This amount of turnover means TFC’s defenders have been unfamiliar with one another, which is partially why teams have often been able to exploit them early before they have settled. As versatile as Bradley is, it was clear again tonight that the backline is not a great spot for him.
The injury crisis didn’t get any better today, with the recently returned Chris Mavinga going off before halftime with hamstring tightness. Eriq Zavaleta, Ager Aketxe and Marky Delgado were also unavailable.
“I am not sure I have seen anything like it, it is a killer,” said Bradley of the injury crisis. “In terms of consistency, training quality as we have such low numbers some days.”
Toronto’s captain, however, was unwilling to use that as an excuse for the loss, however, saying that “regardless, there is no way that we should be losing a game like that”.
What hurts Toronto even more is that this was yet another loss at BMO Field. While the stadium was the most difficult place in the league for away teams to pick up points last season, TFC have already dropped more points (11) than they did all of last year (9) at home.
“As much as anything it’s about taking pride in winning games at home because it’s our home and we are in front of our fans,” said Vanney, “and we are in front of our city that supports us and we’re supposed to win games and we didn’t win the game.”
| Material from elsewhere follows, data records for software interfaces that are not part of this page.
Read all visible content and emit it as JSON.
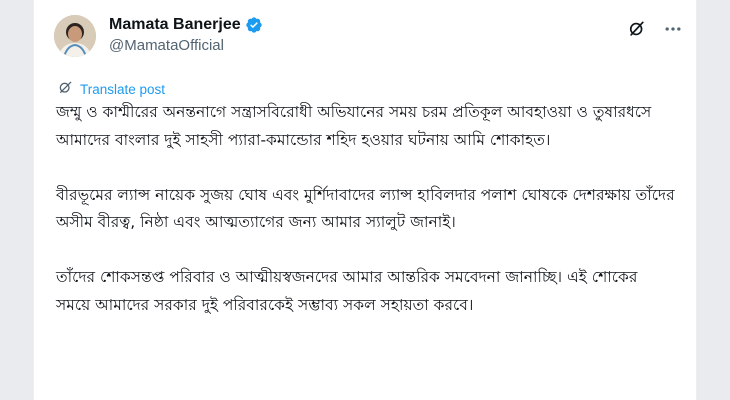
{
  "post": {
    "author": {
      "display_name": "Mamata Banerjee",
      "handle": "@MamataOfficial",
      "verified": true
    },
    "translate_label": "Translate post",
    "paragraphs": [
      "জম্মু ও কাশ্মীরের অনন্তনাগে সন্ত্রাসবিরোধী অভিযানের সময় চরম প্রতিকূল আবহাওয়া ও তুষারধসে আমাদের বাংলার দুই সাহসী প্যারা-কমান্ডোর শহিদ হওয়ার ঘটনায় আমি শোকাহত।",
      "বীরভূমের ল্যান্স নায়েক সুজয় ঘোষ এবং মুর্শিদাবাদের ল্যান্স হাবিলদার পলাশ ঘোষকে দেশরক্ষায় তাঁদের অসীম বীরত্ব, নিষ্ঠা এবং আত্মত্যাগের জন্য আমার স্যালুট জানাই।",
      "তাঁদের শোকসন্তপ্ত পরিবার ও আত্মীয়স্বজনদের আমার আন্তরিক সমবেদনা জানাচ্ছি। এই শোকের সময়ে আমাদের সরকার দুই পরিবারকেই সম্ভাব্য সকল সহায়তা করবে।"
    ]
  },
  "icons": {
    "verified": "verified-badge-icon",
    "grok": "grok-icon",
    "more": "more-options-icon",
    "translate": "translate-icon"
  },
  "colors": {
    "accent": "#1d9bf0",
    "text": "#0f1419",
    "secondary": "#536471"
  }
}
Had Toronto won that game, it would have been the first time this season they have built on momentum and started to truly dig themselves out of their early hole. Instead, this is the one step forward, one step back
The results themselves are enough reason to be concerned. But the fact that Toronto FC’s issues are so easy to put a finger on yet they can’t seem to correct them is just as worrying.